In 1789, Benjamin Franklin said that nothing in life is certain except for death and taxes. In 2020, I’d agree and also add Bitcoin. But even the decade-old cryptocurrency has experienced less than .01% in downtime. So, maybe our founding fathers wouldn’t include it in their list.
Let’s focus in on taxes. All this yield farming has created an absolute mess when it comes to taxes, especially for American users. And though the U.S. government needs to update its stance on the subject, citizens still need to follow the rules.
For pleasant examples of other pro-crypto jurisdictions, look no further than Germany. Gains made in crypto, for instance, aren’t taxable if users hold them for over 12 months. Zero, zilch, or as they say in German, nichts.
Anyway, let’s get back to the yield farming debacle.
Based on current American tax laws, everytime you buy, sell, or trade crypto, you create a taxable event. It doesn’t matter whether you are buying a coffee with your Bitcoin or lending Ethereum in a yEarn Finance vault. And insofar as the United States treats crypto similarly to property, you’re also eligible for capital gains taxes.

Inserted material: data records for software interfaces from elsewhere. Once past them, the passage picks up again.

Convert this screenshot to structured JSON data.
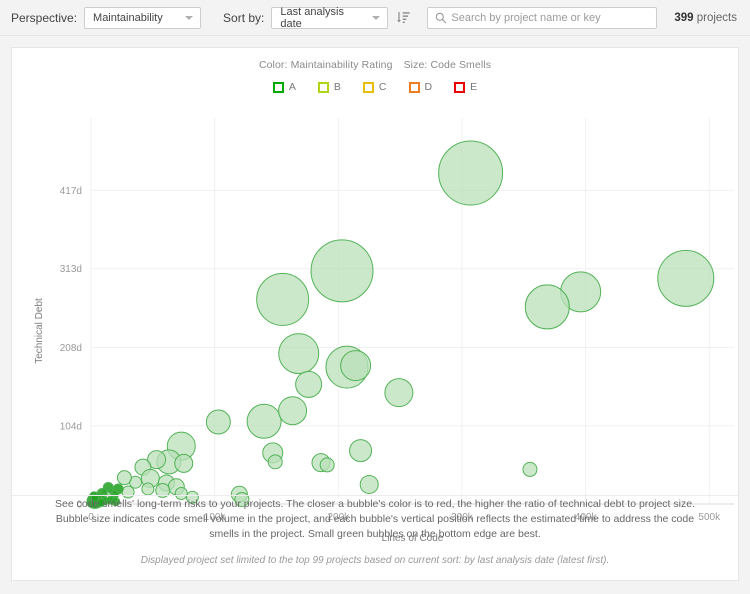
{
  "toolbar": {
    "perspective_label": "Perspective:",
    "perspective_value": "Maintainability",
    "sort_label": "Sort by:",
    "sort_value": "Last analysis date",
    "sort_order_icon": "sort-descending-icon",
    "search_icon": "search-icon",
    "search_placeholder": "Search by project name or key",
    "search_value": "",
    "count_number": "399",
    "count_suffix": " projects"
  },
  "legend": {
    "color_title": "Color: Maintainability Rating",
    "size_title": "Size: Code Smells",
    "items": [
      {
        "label": "A",
        "color": "#00aa00"
      },
      {
        "label": "B",
        "color": "#b0d513"
      },
      {
        "label": "C",
        "color": "#eabe06"
      },
      {
        "label": "D",
        "color": "#ed7d20"
      },
      {
        "label": "E",
        "color": "#ee0000"
      }
    ]
  },
  "footer": {
    "description": "See code smells' long-term risks to your projects. The closer a bubble's color is to red, the higher the ratio of technical debt to project size. Bubble size indicates code smell volume in the project, and each bubble's vertical position reflects the estimated time to address the code smells in the project. Small green bubbles on the bottom edge are best.",
    "limit_note": "Displayed project set limited to the top 99 projects based on current sort: by last analysis date (latest first)."
  },
  "chart_data": {
    "type": "scatter",
    "title": "",
    "xlabel": "Lines of Code",
    "ylabel": "Technical Debt",
    "xlim": [
      0,
      520000
    ],
    "ylim": [
      0,
      460
    ],
    "grid": true,
    "legend_position": "top-center",
    "xticks": [
      0,
      100000,
      200000,
      300000,
      400000,
      500000
    ],
    "xticklabels": [
      "0",
      "100k",
      "200k",
      "300k",
      "400k",
      "500k"
    ],
    "yticks": [
      0,
      104,
      208,
      313,
      417
    ],
    "yticklabels": [
      "0",
      "104d",
      "208d",
      "313d",
      "417d"
    ],
    "bubble_fill": "#b9e0b9",
    "bubble_stroke": "#4caf50",
    "bubble_fill_dense": "#23a324",
    "bubble_opacity": 0.75,
    "series": [
      {
        "name": "Projects",
        "rating": "A",
        "points": [
          {
            "x": 307000,
            "y": 440,
            "r": 32
          },
          {
            "x": 481000,
            "y": 300,
            "r": 28
          },
          {
            "x": 203000,
            "y": 310,
            "r": 31
          },
          {
            "x": 155000,
            "y": 272,
            "r": 26
          },
          {
            "x": 396000,
            "y": 282,
            "r": 20
          },
          {
            "x": 369000,
            "y": 262,
            "r": 22
          },
          {
            "x": 168000,
            "y": 200,
            "r": 20
          },
          {
            "x": 207000,
            "y": 182,
            "r": 21
          },
          {
            "x": 214000,
            "y": 184,
            "r": 15
          },
          {
            "x": 249000,
            "y": 148,
            "r": 14
          },
          {
            "x": 176000,
            "y": 159,
            "r": 13
          },
          {
            "x": 140000,
            "y": 110,
            "r": 17
          },
          {
            "x": 163000,
            "y": 124,
            "r": 14
          },
          {
            "x": 103000,
            "y": 109,
            "r": 12
          },
          {
            "x": 147000,
            "y": 68,
            "r": 10
          },
          {
            "x": 149000,
            "y": 56,
            "r": 7
          },
          {
            "x": 73000,
            "y": 77,
            "r": 14
          },
          {
            "x": 63000,
            "y": 56,
            "r": 12
          },
          {
            "x": 75000,
            "y": 54,
            "r": 9
          },
          {
            "x": 53000,
            "y": 59,
            "r": 9
          },
          {
            "x": 42000,
            "y": 49,
            "r": 8
          },
          {
            "x": 48000,
            "y": 34,
            "r": 9
          },
          {
            "x": 61000,
            "y": 28,
            "r": 8
          },
          {
            "x": 69000,
            "y": 23,
            "r": 8
          },
          {
            "x": 58000,
            "y": 18,
            "r": 7
          },
          {
            "x": 73000,
            "y": 14,
            "r": 6
          },
          {
            "x": 82000,
            "y": 9,
            "r": 6
          },
          {
            "x": 46000,
            "y": 20,
            "r": 6
          },
          {
            "x": 36000,
            "y": 29,
            "r": 6
          },
          {
            "x": 27000,
            "y": 35,
            "r": 7
          },
          {
            "x": 120000,
            "y": 13,
            "r": 8
          },
          {
            "x": 122000,
            "y": 6,
            "r": 7
          },
          {
            "x": 355000,
            "y": 46,
            "r": 7
          },
          {
            "x": 186000,
            "y": 55,
            "r": 9
          },
          {
            "x": 191000,
            "y": 52,
            "r": 7
          },
          {
            "x": 218000,
            "y": 71,
            "r": 11
          },
          {
            "x": 225000,
            "y": 26,
            "r": 9
          },
          {
            "x": 30000,
            "y": 16,
            "r": 6
          },
          {
            "x": 22000,
            "y": 20,
            "r": 5
          },
          {
            "x": 18000,
            "y": 12,
            "r": 5
          },
          {
            "x": 14000,
            "y": 22,
            "r": 5
          },
          {
            "x": 12000,
            "y": 9,
            "r": 6
          },
          {
            "x": 9000,
            "y": 14,
            "r": 5
          },
          {
            "x": 7500,
            "y": 7,
            "r": 5
          },
          {
            "x": 11000,
            "y": 4,
            "r": 4
          },
          {
            "x": 16000,
            "y": 5,
            "r": 4
          },
          {
            "x": 20000,
            "y": 3,
            "r": 4
          },
          {
            "x": 6000,
            "y": 4,
            "r": 5
          },
          {
            "x": 4500,
            "y": 9,
            "r": 5
          },
          {
            "x": 3500,
            "y": 5,
            "r": 5
          },
          {
            "x": 2800,
            "y": 3,
            "r": 5
          },
          {
            "x": 2200,
            "y": 7,
            "r": 5
          },
          {
            "x": 1800,
            "y": 4,
            "r": 5
          },
          {
            "x": 1500,
            "y": 2,
            "r": 5
          },
          {
            "x": 1200,
            "y": 6,
            "r": 4
          },
          {
            "x": 1000,
            "y": 3,
            "r": 4
          },
          {
            "x": 900,
            "y": 1,
            "r": 4
          },
          {
            "x": 800,
            "y": 5,
            "r": 4
          },
          {
            "x": 700,
            "y": 2,
            "r": 4
          },
          {
            "x": 600,
            "y": 4,
            "r": 4
          },
          {
            "x": 500,
            "y": 1,
            "r": 4
          },
          {
            "x": 450,
            "y": 3,
            "r": 4
          },
          {
            "x": 400,
            "y": 6,
            "r": 4
          },
          {
            "x": 350,
            "y": 2,
            "r": 4
          },
          {
            "x": 300,
            "y": 4,
            "r": 4
          },
          {
            "x": 250,
            "y": 1,
            "r": 4
          },
          {
            "x": 200,
            "y": 3,
            "r": 4
          },
          {
            "x": 180,
            "y": 5,
            "r": 4
          },
          {
            "x": 150,
            "y": 2,
            "r": 4
          },
          {
            "x": 120,
            "y": 4,
            "r": 4
          },
          {
            "x": 100,
            "y": 1,
            "r": 4
          },
          {
            "x": 3000,
            "y": 1,
            "r": 5
          },
          {
            "x": 5000,
            "y": 2,
            "r": 5
          },
          {
            "x": 2000,
            "y": 1,
            "r": 5
          },
          {
            "x": 4000,
            "y": 1,
            "r": 5
          },
          {
            "x": 6500,
            "y": 1,
            "r": 4
          },
          {
            "x": 8000,
            "y": 2,
            "r": 4
          },
          {
            "x": 1600,
            "y": 9,
            "r": 4
          },
          {
            "x": 2400,
            "y": 11,
            "r": 4
          },
          {
            "x": 3200,
            "y": 8,
            "r": 4
          }
        ]
      }
    ]
  }
}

There are two types of capital gains taxes: Short-term and long-term.
If you hold your Bitcoin for less than a year before doing something with it, then it’s taxed in the short-term. Longer than a year? You guessed it: Long-term.
Short-term capital gains taxes are the same as income taxes. But if you make more than $78,750 and hold Bitcoin longer than a year, your tax rate is 15%. Ouch.
This becomes much more complicated if you consider airdrops, forks, mining, staking, and, of course, yield farming.
Let’s say that you farmed $5,000 CRV from Curve Finance, but then the price of CRV drops and you are left holding only, say, $1,250. The IRS will still tax you for the $5,000 that you initially farmed even if you sell at a loss.
In the eyes of Uncle Sam, as soon as you “claim” those tokens, he gets his slice. He doesn’t care if whales dump on you later down the line.
And though you might think that the IRS will never find you because crypto is still too difficult to understand, trust me, they will. They’ve already been sending out tax letters to folks beginning last month.
There are two ways to minimize your tax overhead.
First, invest a bit in a quality crypto tax specialist. This could be TokenTax, Lukka Tax, CoinTracking, or any other similar service. The second bit of advice is to limit your trading activity, know when to take profits, and avoid following the hype.